If we're going to solve these problems, it's going to have to be done on a bipartisan basis,” said Johnson on ABC’s “This Week.” “I think most Republicans are more than willing to work with this president.”

Johnson was one of a dozen GOP senators who met with Obama on Wednesday night for dinner at The Jefferson Hotel as the president sought to jumpstart efforts to reach a grand deficit-reduction deal.

Obama followed up the dinner with a Thursday lunch with House Budget Committee Chairman Paul Ryan (R-Wis.) and is slated to meet with House and Senate Republicans on Capitol Hill this week.

Johnson said the dinner was “very honest, frank.” He said he had already been contacted by the White House to follow up and expressed optimism that the dialogue would continue.

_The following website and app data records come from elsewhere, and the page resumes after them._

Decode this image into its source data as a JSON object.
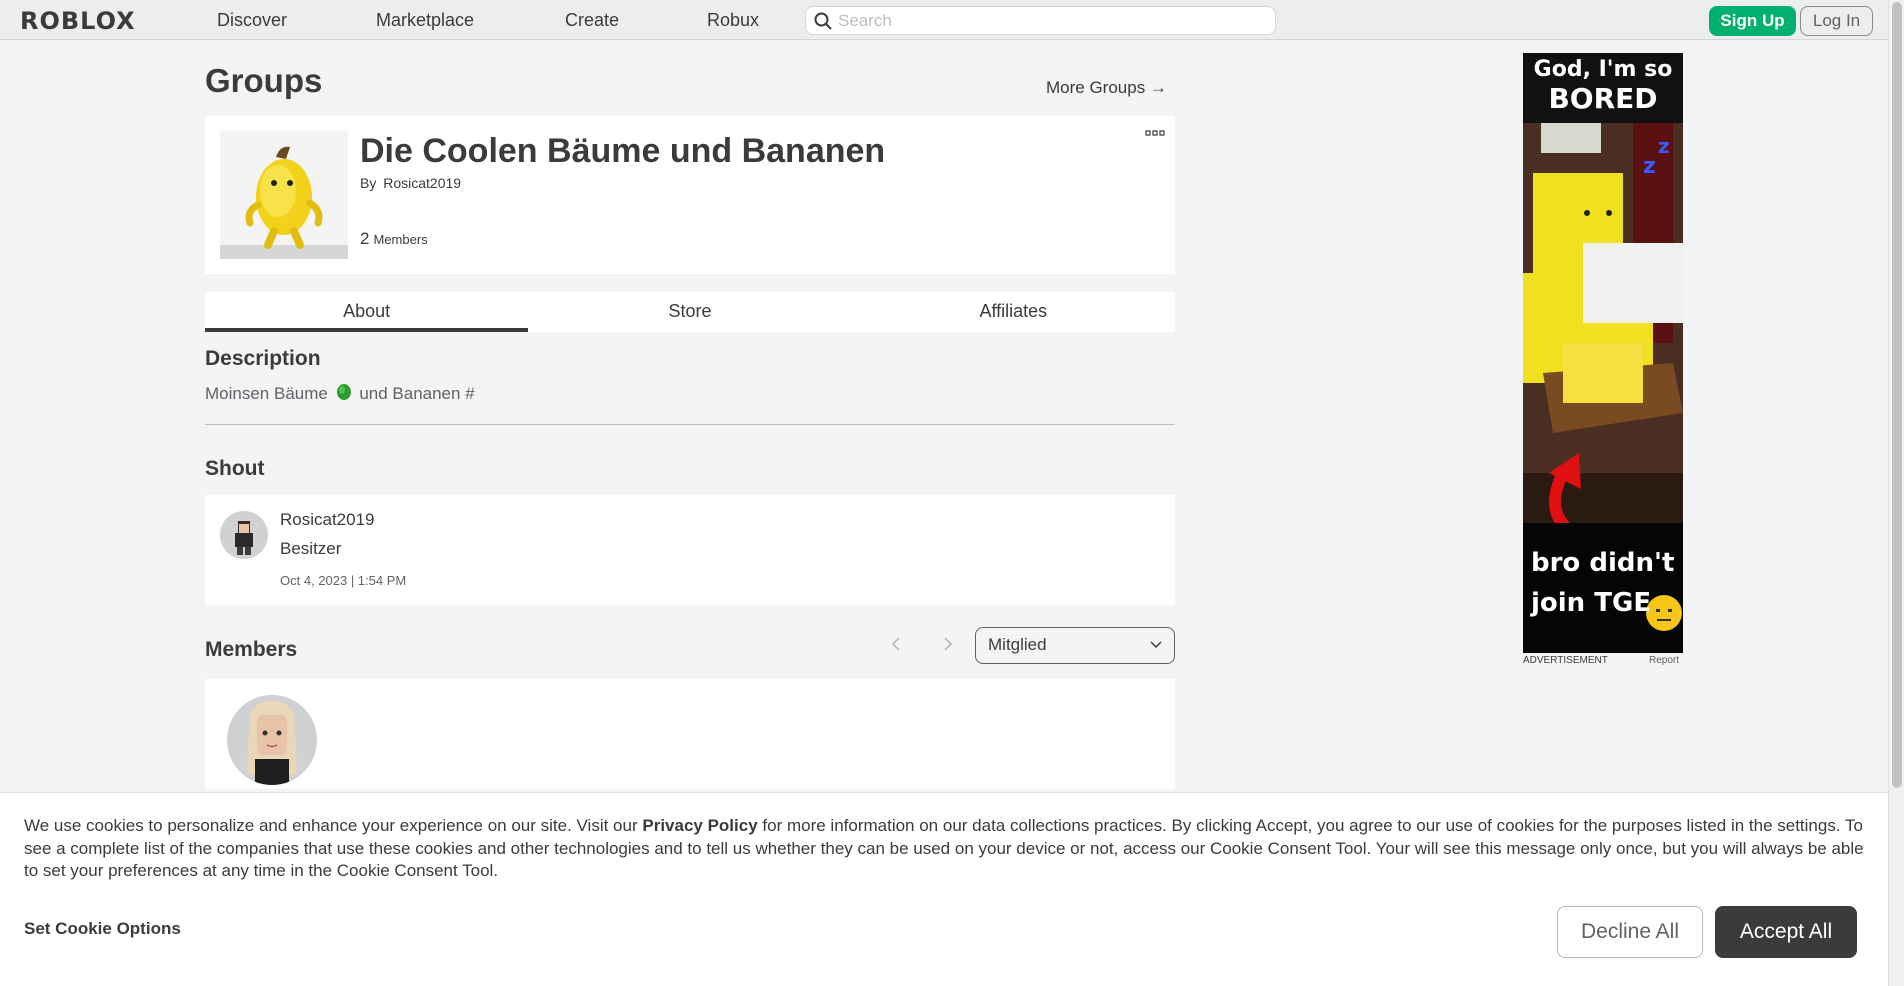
{
  "nav": {
    "logo": "ROBLOX",
    "links": [
      "Discover",
      "Marketplace",
      "Create",
      "Robux"
    ],
    "search_placeholder": "Search",
    "signup": "Sign Up",
    "login": "Log In"
  },
  "page": {
    "title": "Groups",
    "more_groups": "More Groups →"
  },
  "group": {
    "name": "Die Coolen Bäume und Bananen",
    "by_label": "By",
    "owner": "Rosicat2019",
    "member_count": "2",
    "members_label": "Members"
  },
  "tabs": [
    "About",
    "Store",
    "Affiliates"
  ],
  "active_tab": "About",
  "description": {
    "title": "Description",
    "text_before": "Moinsen Bäume",
    "text_after": "und Bananen #"
  },
  "shout": {
    "title": "Shout",
    "user": "Rosicat2019",
    "role": "Besitzer",
    "date": "Oct 4, 2023 | 1:54 PM"
  },
  "members_section": {
    "title": "Members",
    "role_filter": "Mitglied"
  },
  "ad": {
    "top_line1": "God, I'm so",
    "top_line2": "BORED",
    "bottom_line1": "bro didn't",
    "bottom_line2": "join TGE",
    "label": "ADVERTISEMENT",
    "report": "Report"
  },
  "cookie": {
    "text_part1": "We use cookies to personalize and enhance your experience on our site. Visit our ",
    "link": "Privacy Policy",
    "text_part2": " for more information on our data collections practices. By clicking Accept, you agree to our use of cookies for the purposes listed in the settings. To see a complete list of the companies that use these cookies and other technologies and to tell us whether they can be used on your device or not, access our Cookie Consent Tool. Your will see this message only once, but you will always be able to set your preferences at any time in the Cookie Consent Tool.",
    "set_options": "Set Cookie Options",
    "decline": "Decline All",
    "accept": "Accept All"
  },
  "colors": {
    "signup_green": "#00b06f",
    "accept_dark": "#393b3d",
    "background": "#f2f4f5"
  }
}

“I got a call from his chief of staff over the weekend to talk about, you know what we need to do in terms of developing the process,” said Johnson. “So, you know we'll -- I'll certainly give the president the benefit of the doubt. “

Johnson said that he would be willing to consider new tax revenues for entitlement reform. 

“If you're taking a look at, in an entitlement reform package… you know actually bringing in revenue for those entitlement reforms, I might look at that,” he said. But Johnson cautioned that the high taxes were already battering the economy. 

Appearing on the same show, Rep. Debbie Wasserman Schultz (D-Fla.) praised the president’s efforts, but cautioned that she feared they would run into opposition from House Republicans.

“Unfortunately what we've had thus far is a paralyzed Republican leadership, particularly in the House, who has not been able to act, not felt that all that they have enough leeway because of their -- the extremism in -- in their Republican conference -- to do anything with the president,” said Wasserman Schultz.